So, a diverse team, with extensive semiconductor industry backgrounds, was involved in numerous brainstorming sessions that created a very practical, interesting, and innovative solution to a specific problem (FPGA scaling) and was led by a man (Zvi) that has an unmatched ability to think in innovative, non-linear ways.
There were a solid set of informal rules for the innovation process:
(i) All ideas are welcome, including those that seem crazy;
(ii) No idea is shot down;
(iii) To any problem, there is a solution; we just need to find it.
So, great rules for a diverse and innovative group, but we were still focused on inventing something in orderto build or fix something.
However, Zvi kept pushing for an even better solution. In mid-2009 Zvi outlined a concept of how to use the base technology used for SOI ("Smart-Cut") for the construction of the programming transistor on top of the user logic. Another break-through.
But we were still focused on inventing something in order to build or fix something.
Then Zvi added another informal rule: Let’s not stop and make product (a kick-butt 3D FPGA) now (as most startups would do). Instead, what else can we do with these ideas? these break-throughs?
That’s when we became an IP company and changed our name (MonolithiIC 3D). To date we have generated more than 250 unique and patentable ideas which have resulted in over 35 patent applications with 1000’s of pages of specification and 1000’s of pages of drawings….with more to come. These patent applications cover many fundamental design and structural concepts that are applicable to a wide variety of semiconductor, and other, devices.
You see some of them on the web site [MonolithIC 3D Tech] and in papers [Future Fab Apr 11]. A path to build a common transistor - RCAT – on a monolithic stacked 3D layer and a path to build the most advanced transistors of the industry - HKMG - in multiple monolithic 3D IC stacked layers.
Come by booth 5585 at SemiconWest, 12-14 July, [SemiWest #5585], and see some more….memory, LED, micro-display, imager, repair and redundancy….
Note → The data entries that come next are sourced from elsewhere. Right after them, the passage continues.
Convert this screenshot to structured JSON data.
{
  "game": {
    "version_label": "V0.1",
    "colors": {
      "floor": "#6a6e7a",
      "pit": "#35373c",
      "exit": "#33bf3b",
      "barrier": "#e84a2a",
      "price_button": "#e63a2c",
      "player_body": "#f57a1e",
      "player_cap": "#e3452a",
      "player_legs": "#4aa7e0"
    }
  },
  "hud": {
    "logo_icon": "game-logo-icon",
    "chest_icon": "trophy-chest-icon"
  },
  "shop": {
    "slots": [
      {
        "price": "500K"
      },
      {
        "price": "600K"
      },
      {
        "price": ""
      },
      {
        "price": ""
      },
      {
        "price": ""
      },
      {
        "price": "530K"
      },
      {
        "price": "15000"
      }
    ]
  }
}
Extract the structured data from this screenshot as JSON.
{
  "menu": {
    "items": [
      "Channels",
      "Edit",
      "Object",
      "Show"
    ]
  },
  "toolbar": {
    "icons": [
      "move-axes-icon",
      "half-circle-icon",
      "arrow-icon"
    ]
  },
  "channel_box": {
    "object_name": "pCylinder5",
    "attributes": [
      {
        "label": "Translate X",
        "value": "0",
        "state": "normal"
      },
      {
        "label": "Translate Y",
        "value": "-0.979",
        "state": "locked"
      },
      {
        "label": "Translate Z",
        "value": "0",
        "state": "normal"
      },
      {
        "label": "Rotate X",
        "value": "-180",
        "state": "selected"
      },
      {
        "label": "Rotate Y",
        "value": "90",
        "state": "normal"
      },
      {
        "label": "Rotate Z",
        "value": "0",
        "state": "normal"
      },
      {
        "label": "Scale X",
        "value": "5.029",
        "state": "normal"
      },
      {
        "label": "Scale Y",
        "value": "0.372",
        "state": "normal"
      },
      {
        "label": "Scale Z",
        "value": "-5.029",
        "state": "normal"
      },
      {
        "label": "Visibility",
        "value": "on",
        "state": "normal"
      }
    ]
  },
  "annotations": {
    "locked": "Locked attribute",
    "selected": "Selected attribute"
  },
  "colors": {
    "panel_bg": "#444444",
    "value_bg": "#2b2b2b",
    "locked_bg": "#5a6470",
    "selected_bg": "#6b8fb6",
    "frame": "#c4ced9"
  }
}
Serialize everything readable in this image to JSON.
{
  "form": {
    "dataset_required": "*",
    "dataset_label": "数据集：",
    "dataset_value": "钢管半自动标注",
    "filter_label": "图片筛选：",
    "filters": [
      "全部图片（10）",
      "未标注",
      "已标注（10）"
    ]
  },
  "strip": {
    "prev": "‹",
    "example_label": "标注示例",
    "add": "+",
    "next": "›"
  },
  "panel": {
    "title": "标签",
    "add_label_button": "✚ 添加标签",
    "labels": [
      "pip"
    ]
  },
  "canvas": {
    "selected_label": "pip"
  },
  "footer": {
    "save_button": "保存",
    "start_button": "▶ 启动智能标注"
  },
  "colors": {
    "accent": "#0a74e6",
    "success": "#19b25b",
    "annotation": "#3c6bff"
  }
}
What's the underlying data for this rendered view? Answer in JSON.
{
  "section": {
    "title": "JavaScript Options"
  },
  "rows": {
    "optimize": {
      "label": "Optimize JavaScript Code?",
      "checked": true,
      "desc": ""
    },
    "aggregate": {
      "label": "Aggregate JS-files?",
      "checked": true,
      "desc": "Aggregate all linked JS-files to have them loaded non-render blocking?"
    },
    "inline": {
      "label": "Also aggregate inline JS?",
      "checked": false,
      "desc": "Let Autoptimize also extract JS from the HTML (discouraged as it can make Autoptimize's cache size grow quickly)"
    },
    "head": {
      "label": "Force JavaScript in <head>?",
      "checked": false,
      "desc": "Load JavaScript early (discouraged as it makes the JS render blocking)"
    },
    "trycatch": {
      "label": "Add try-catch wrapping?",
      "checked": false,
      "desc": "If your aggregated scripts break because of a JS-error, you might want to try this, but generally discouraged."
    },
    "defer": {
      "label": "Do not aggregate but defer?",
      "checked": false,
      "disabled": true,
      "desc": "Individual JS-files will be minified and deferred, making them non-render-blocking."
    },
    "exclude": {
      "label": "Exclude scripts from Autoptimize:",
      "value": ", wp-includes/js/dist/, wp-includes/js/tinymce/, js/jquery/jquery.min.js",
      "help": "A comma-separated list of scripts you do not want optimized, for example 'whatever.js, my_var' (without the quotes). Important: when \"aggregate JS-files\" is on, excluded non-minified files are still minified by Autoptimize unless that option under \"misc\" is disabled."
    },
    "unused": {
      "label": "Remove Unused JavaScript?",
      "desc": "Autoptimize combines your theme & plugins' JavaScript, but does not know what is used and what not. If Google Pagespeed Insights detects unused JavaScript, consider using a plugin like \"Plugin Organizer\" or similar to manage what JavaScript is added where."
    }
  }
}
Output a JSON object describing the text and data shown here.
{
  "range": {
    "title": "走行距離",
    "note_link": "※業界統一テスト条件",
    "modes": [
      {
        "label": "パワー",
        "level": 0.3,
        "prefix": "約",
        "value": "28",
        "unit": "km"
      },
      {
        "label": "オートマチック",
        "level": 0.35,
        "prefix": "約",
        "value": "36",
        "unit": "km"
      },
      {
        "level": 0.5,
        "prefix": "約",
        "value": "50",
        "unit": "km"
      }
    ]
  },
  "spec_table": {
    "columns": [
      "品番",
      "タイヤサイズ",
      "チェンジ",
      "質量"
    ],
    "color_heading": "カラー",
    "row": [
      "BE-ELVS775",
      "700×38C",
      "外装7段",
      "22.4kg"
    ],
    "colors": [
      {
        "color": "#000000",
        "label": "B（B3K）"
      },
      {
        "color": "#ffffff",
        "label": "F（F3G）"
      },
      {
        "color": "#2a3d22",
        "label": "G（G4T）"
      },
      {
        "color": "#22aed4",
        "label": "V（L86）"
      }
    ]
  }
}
So, what is your experience and observation about innovation and invention in your career?
Looking forward to hearing from y’all!